→ **Problem**
Only lines with the string "search" should be returned from the data below.

(Items from an interface collection)
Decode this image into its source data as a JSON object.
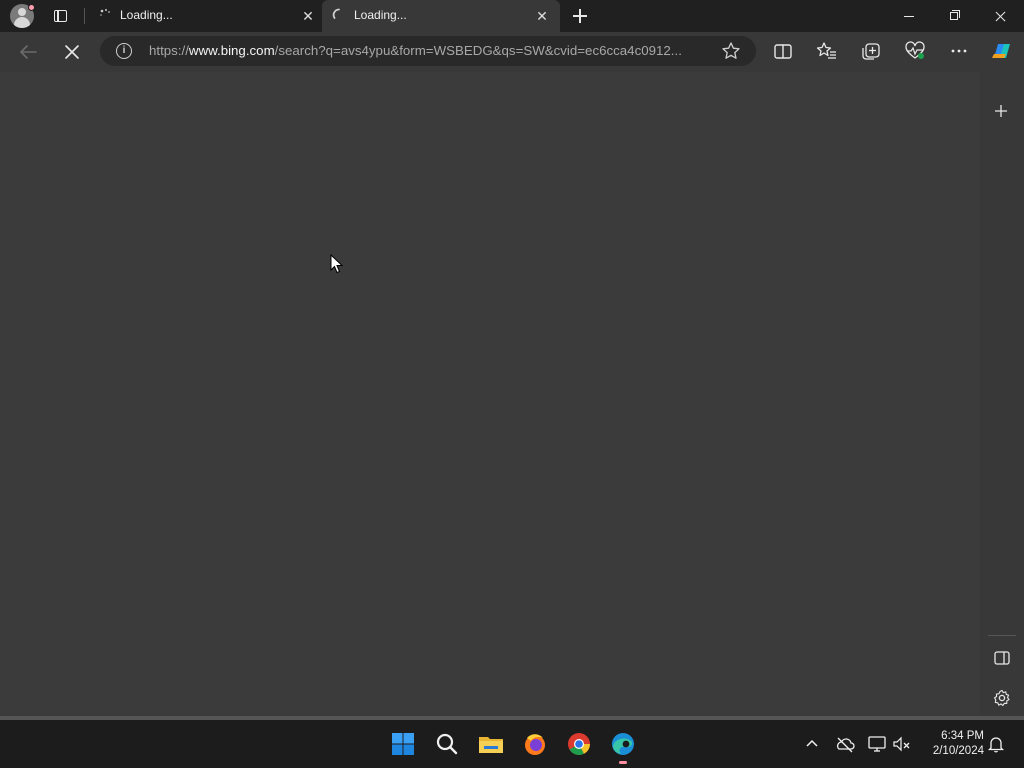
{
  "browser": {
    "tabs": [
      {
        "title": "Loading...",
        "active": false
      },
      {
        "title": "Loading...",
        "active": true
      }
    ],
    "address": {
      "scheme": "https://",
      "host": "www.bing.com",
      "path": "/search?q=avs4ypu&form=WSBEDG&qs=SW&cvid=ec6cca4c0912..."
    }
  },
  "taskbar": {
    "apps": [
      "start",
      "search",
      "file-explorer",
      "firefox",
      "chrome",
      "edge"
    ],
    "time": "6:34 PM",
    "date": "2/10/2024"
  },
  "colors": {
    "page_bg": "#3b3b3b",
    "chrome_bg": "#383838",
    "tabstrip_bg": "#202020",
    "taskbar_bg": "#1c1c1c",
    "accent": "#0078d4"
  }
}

→ **Task response**
      "path": "/search?q=avs4ypu&form=WSBEDG&qs=SW&cvid=ec6cca4c0912..."
      "search",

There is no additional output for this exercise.